# How does water freeze and crystallize on a cold superhydrophobic surface?

Superhydrophobic surfaces are nano-structured to "repel" liquid water and there has been a lot of work done to understand the microscopics of wetting of these nanostructures.

What I currently am interested in understanding is wetting and freezing of water on a cold, below-freezing superhydrophobic surface.

I would expect that the ice would still have mechanical adhesion to the surface, but I don't know to what extent.

So my question is the following: How does water freeze and crystallize on a superhydrophobic surface?

I know this is a general question that would depend on the nature of how superhydrophobicity is achieved, so feel free to specifically treat a certain branch of superhydrophobic surfaces.

As acknowledged in your question, there are a large number of factors at play here. The most basic of these is that there are three fundamental mechanisms by which freezing of a droplet can initiate when in contact with a superhydrophobic surface: 1) heterogeneous nucleation where an ice freezing nucleus (IFN) is present in the water droplet, 2) heterogeneous nucleation where the superhydrophobic surface serves as the IFN, and 3) homogenous freezing of the water droplet.

An excellent demonstration of the first or third scenario above (it is not clear from the article which is actually the case) is given in video format from an article published in Nature$^1$. In this experiment, the water droplet is evaporatively cooled until freezing initiates at the water/air interface, and continues without adhering to the aluminum-based superhydrophobic surface.
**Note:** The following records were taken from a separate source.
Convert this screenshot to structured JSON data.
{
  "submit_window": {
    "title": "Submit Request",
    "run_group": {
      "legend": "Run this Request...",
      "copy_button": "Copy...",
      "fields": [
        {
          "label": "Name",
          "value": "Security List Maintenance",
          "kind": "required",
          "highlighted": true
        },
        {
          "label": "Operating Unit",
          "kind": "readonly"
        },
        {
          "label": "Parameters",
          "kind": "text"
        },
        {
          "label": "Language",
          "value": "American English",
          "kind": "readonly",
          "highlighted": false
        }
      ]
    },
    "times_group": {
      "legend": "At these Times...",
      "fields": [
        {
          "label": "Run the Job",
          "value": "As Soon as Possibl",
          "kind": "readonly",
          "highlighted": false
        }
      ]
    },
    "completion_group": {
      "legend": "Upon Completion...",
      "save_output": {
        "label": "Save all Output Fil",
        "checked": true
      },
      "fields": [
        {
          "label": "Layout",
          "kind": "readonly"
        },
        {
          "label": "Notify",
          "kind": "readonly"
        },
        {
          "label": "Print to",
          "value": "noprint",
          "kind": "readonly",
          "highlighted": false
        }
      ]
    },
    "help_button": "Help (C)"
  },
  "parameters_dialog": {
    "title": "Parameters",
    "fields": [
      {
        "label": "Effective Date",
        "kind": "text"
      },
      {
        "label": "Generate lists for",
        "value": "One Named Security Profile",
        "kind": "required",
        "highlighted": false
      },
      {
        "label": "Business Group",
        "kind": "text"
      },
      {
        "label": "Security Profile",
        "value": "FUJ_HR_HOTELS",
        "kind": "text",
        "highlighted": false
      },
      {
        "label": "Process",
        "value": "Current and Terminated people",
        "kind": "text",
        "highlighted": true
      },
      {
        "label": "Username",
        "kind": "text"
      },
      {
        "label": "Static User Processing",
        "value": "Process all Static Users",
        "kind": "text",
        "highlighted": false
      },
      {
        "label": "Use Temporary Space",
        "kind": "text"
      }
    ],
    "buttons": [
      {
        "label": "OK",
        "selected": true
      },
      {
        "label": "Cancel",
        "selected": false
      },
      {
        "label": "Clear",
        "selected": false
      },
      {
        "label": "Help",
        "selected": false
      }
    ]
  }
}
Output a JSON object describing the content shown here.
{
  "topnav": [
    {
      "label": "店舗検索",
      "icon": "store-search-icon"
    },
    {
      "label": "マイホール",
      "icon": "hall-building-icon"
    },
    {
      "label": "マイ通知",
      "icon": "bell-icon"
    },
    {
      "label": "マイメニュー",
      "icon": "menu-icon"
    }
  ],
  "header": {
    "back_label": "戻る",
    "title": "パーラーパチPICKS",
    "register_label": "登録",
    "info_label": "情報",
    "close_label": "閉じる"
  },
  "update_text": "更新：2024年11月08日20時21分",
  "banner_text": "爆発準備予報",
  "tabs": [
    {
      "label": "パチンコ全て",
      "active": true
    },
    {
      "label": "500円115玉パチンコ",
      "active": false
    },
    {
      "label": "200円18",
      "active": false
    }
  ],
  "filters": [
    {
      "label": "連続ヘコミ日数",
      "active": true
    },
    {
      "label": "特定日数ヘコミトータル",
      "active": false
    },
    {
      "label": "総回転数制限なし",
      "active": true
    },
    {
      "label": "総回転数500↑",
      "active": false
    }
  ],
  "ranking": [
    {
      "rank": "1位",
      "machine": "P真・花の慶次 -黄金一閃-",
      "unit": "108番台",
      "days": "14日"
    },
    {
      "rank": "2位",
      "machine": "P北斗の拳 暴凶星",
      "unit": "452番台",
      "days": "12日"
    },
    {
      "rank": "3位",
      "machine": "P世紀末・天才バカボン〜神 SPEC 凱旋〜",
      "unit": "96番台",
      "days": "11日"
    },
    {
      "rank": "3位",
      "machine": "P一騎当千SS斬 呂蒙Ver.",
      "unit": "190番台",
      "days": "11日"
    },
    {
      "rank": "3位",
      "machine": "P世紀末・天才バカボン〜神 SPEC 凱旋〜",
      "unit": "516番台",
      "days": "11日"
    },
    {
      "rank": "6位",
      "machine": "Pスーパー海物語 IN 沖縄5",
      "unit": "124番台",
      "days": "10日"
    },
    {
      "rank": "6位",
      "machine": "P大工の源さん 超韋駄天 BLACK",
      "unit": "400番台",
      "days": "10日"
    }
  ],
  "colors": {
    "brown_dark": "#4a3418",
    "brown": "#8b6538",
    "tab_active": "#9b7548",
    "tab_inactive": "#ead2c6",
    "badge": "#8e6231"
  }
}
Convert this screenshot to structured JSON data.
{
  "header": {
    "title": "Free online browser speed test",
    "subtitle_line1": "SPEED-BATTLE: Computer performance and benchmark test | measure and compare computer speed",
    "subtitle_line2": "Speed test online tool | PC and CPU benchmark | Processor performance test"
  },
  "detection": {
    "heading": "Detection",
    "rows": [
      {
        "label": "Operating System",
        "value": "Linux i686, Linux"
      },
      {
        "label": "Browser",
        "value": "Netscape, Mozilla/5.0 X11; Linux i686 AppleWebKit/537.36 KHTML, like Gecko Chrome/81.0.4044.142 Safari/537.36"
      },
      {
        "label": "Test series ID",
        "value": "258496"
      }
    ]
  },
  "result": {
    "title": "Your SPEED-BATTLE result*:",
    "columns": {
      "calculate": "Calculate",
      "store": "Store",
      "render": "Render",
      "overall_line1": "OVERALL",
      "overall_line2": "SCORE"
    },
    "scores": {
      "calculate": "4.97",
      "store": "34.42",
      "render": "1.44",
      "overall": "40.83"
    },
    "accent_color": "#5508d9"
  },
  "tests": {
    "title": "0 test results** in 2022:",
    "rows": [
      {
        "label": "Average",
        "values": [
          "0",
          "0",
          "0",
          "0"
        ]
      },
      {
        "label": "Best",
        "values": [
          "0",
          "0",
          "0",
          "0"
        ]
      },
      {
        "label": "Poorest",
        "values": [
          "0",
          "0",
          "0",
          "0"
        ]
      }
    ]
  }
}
Whether or not freezing will initiate at a superhydrophobic surface depends upon the degree of supercooling, the presence or absence of potential IFN within the water droplet, and the potential for the specific material (the superhydrophobic surface) to serve as IFN. It would seem that the latter of these would be unlikely, except that a surface being hydrophobic doesn't mean that it is equally icephobic. Basically, the more the surface resembles the crystalline structure of ice, the more likely it is to act as an IFN.